*** Dataset content Section Begins ***
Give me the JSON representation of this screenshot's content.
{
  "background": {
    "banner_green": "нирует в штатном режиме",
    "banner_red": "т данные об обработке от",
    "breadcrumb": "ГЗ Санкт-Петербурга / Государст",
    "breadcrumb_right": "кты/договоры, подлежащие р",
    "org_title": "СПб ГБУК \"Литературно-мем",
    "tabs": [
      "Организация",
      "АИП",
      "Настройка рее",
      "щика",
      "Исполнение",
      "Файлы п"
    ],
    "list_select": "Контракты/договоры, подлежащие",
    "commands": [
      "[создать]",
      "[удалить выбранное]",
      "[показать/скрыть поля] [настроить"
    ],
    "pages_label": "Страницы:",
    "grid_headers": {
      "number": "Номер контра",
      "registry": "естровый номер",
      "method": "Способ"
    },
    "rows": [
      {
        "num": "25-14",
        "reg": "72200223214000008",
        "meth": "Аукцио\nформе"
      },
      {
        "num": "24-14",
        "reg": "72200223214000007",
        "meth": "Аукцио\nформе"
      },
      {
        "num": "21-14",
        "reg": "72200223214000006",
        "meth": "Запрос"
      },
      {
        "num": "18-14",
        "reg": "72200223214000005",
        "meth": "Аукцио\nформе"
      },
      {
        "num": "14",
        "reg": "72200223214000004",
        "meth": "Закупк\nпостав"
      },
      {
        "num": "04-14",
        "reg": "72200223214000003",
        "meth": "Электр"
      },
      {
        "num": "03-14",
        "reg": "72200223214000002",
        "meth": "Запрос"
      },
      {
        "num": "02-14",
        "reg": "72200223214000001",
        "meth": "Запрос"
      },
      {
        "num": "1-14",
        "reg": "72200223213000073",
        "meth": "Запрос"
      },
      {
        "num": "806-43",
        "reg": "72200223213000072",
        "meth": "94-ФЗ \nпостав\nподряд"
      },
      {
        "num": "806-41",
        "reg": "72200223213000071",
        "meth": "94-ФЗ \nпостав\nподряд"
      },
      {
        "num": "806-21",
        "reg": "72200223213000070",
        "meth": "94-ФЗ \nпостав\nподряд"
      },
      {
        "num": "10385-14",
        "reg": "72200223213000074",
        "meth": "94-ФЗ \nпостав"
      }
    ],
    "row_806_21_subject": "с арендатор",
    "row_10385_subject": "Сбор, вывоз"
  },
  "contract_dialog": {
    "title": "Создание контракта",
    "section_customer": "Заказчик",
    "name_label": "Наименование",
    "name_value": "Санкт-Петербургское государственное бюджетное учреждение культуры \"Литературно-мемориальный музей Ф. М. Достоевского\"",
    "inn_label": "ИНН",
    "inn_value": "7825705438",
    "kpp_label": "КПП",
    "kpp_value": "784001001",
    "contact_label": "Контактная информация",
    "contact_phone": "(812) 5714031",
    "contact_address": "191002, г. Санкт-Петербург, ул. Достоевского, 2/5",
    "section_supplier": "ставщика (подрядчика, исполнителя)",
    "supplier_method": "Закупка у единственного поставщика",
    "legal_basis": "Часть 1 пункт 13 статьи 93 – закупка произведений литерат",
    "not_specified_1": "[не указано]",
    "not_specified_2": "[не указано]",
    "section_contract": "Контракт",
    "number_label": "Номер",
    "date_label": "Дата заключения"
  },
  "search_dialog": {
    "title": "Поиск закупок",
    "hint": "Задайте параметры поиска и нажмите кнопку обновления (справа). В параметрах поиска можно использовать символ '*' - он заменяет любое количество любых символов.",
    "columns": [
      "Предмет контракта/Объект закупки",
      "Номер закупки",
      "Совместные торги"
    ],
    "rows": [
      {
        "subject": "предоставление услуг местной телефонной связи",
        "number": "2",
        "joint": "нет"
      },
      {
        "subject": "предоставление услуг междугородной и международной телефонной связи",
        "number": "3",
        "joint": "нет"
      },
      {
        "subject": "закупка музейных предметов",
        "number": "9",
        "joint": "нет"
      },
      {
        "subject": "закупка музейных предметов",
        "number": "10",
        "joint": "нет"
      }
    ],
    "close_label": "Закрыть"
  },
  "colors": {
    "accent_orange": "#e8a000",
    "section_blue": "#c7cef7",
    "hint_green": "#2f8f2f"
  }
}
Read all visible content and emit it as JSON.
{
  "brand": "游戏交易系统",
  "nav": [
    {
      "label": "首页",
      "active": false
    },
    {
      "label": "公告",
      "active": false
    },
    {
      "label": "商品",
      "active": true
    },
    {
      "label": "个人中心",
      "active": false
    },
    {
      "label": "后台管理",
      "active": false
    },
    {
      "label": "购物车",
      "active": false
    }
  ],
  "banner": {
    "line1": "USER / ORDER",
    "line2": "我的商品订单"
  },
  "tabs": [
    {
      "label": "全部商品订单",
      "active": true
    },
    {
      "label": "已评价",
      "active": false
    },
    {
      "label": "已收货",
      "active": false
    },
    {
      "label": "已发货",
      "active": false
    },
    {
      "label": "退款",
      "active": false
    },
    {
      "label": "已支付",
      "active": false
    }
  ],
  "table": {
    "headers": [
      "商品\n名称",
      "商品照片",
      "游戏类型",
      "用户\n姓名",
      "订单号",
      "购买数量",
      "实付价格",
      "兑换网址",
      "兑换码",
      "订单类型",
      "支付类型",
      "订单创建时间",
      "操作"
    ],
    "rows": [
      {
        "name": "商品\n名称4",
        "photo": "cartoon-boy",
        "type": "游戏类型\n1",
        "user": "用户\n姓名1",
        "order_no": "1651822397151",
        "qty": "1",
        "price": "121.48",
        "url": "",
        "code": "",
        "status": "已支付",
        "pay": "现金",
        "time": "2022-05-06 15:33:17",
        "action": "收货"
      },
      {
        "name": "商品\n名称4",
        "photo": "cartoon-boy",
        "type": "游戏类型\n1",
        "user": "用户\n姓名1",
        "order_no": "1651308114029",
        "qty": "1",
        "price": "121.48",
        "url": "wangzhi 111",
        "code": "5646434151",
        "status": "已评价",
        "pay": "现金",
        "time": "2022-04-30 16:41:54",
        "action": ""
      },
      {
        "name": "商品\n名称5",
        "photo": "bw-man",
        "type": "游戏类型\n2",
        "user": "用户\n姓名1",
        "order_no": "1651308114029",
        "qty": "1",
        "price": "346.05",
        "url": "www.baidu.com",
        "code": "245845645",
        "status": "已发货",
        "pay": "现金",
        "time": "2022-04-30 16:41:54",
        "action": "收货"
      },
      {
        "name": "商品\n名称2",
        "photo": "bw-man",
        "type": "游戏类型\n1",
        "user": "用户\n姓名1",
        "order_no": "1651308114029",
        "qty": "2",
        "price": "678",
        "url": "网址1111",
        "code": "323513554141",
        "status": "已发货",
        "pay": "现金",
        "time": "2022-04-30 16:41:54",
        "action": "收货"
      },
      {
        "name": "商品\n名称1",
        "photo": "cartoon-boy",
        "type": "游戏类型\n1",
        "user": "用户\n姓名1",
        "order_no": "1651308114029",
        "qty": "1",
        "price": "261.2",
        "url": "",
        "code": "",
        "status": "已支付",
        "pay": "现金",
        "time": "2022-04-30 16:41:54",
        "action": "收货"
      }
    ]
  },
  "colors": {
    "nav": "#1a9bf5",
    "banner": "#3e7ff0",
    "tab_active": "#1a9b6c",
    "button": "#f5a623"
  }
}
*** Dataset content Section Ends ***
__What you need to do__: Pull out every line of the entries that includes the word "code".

__Written answer__:
        "code": "",
        "code": "5646434151",
        "code": "245845645",
        "code": "323513554141",
        "code": "",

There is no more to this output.